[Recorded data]
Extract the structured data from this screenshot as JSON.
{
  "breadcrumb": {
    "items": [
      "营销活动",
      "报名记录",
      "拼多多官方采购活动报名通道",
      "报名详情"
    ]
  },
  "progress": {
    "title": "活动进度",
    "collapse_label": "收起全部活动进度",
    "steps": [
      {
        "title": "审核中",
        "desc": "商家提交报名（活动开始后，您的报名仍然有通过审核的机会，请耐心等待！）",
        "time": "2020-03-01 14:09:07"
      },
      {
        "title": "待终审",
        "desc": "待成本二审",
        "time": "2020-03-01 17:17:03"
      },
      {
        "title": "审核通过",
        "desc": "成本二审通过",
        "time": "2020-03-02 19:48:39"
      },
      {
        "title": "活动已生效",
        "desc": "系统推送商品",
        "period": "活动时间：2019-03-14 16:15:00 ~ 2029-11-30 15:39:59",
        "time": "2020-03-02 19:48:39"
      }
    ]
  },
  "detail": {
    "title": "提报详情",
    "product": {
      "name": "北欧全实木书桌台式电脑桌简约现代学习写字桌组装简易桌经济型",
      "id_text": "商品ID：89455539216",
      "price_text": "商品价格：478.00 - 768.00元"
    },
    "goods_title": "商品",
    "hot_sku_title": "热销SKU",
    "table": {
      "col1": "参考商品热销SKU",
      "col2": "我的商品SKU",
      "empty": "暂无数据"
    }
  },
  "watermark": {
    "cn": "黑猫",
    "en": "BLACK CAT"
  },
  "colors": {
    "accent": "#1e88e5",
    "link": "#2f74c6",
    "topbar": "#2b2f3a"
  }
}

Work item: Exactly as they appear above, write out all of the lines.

Completed task:
Extract the structured data from this screenshot as JSON.
{
  "breadcrumb": {
    "items": [
      "营销活动",
      "报名记录",
      "拼多多官方采购活动报名通道",
      "报名详情"
    ]
  },
  "progress": {
    "title": "活动进度",
    "collapse_label": "收起全部活动进度",
    "steps": [
      {
        "title": "审核中",
        "desc": "商家提交报名（活动开始后，您的报名仍然有通过审核的机会，请耐心等待！）",
        "time": "2020-03-01 14:09:07"
      },
      {
        "title": "待终审",
        "desc": "待成本二审",
        "time": "2020-03-01 17:17:03"
      },
      {
        "title": "审核通过",
        "desc": "成本二审通过",
        "time": "2020-03-02 19:48:39"
      },
      {
        "title": "活动已生效",
        "desc": "系统推送商品",
        "period": "活动时间：2019-03-14 16:15:00 ~ 2029-11-30 15:39:59",
        "time": "2020-03-02 19:48:39"
      }
    ]
  },
  "detail": {
    "title": "提报详情",
    "product": {
      "name": "北欧全实木书桌台式电脑桌简约现代学习写字桌组装简易桌经济型",
      "id_text": "商品ID：89455539216",
      "price_text": "商品价格：478.00 - 768.00元"
    },
    "goods_title": "商品",
    "hot_sku_title": "热销SKU",
    "table": {
      "col1": "参考商品热销SKU",
      "col2": "我的商品SKU",
      "empty": "暂无数据"
    }
  },
  "watermark": {
    "cn": "黑猫",
    "en": "BLACK CAT"
  },
  "colors": {
    "accent": "#1e88e5",
    "link": "#2f74c6",
    "topbar": "#2b2f3a"
  }
}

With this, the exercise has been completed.